Exercise goal:
For every line in the entries that contains "http", show the whole line.

Study material:
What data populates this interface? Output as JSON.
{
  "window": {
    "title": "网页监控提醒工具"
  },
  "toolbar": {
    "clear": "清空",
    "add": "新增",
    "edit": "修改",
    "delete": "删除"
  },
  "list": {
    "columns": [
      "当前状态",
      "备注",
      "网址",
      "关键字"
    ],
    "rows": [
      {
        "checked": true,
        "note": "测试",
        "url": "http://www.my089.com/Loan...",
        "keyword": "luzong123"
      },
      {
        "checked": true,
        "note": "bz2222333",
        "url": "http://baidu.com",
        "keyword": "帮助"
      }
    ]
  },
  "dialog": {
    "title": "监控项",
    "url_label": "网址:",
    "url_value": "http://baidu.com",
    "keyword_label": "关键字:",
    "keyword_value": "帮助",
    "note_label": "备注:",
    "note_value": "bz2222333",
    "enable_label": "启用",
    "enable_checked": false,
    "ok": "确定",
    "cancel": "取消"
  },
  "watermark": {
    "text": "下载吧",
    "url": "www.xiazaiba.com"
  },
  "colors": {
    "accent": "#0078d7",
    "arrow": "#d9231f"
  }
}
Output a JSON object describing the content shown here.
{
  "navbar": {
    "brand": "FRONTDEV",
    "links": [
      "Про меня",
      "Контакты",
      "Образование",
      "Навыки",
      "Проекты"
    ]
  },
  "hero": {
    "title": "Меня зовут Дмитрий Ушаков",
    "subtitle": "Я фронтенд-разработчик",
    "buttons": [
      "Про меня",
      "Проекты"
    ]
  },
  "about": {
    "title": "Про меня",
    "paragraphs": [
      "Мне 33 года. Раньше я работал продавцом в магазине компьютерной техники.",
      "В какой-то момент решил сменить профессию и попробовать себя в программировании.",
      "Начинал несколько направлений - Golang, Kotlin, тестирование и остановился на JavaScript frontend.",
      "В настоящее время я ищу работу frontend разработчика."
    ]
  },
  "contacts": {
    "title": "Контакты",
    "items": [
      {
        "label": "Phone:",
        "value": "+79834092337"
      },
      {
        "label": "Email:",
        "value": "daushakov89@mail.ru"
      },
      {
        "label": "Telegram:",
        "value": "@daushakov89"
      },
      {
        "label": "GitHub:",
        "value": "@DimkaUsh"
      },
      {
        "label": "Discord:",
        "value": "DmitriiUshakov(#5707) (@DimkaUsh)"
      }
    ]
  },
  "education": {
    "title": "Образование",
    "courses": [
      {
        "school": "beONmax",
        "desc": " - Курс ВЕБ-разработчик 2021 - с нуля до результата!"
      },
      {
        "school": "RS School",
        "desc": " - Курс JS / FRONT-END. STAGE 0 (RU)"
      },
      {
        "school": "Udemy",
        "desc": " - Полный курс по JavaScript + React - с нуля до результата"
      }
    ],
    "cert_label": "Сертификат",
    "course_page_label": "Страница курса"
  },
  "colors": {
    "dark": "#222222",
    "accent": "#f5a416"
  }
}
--
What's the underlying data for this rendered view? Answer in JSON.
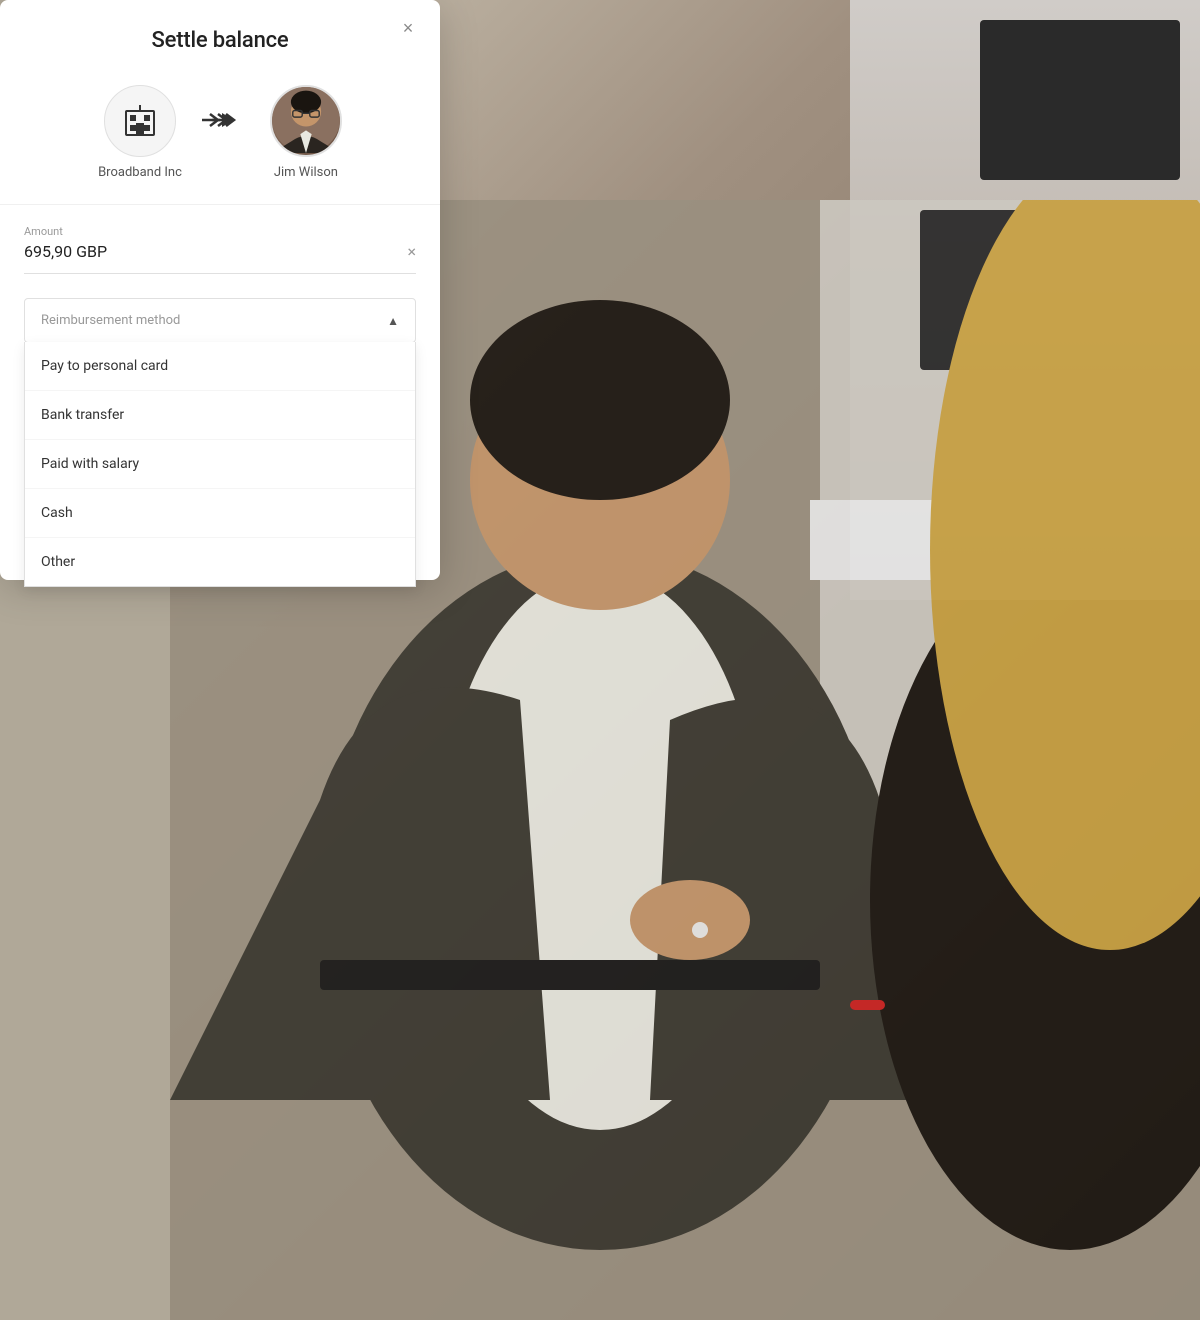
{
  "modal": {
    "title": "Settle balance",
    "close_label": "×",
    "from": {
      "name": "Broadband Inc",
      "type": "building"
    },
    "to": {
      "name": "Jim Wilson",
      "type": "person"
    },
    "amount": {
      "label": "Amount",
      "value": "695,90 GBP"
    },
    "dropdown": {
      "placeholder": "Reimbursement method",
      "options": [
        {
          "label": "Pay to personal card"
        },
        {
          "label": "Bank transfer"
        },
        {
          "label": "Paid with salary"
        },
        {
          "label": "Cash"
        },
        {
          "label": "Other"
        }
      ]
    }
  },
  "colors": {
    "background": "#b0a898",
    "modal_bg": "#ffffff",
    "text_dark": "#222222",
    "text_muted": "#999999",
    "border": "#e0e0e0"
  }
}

The completed task:
        "url": "http://www.my089.com/Loan...",
        "url": "http://baidu.com",
    "url_value": "http://baidu.com",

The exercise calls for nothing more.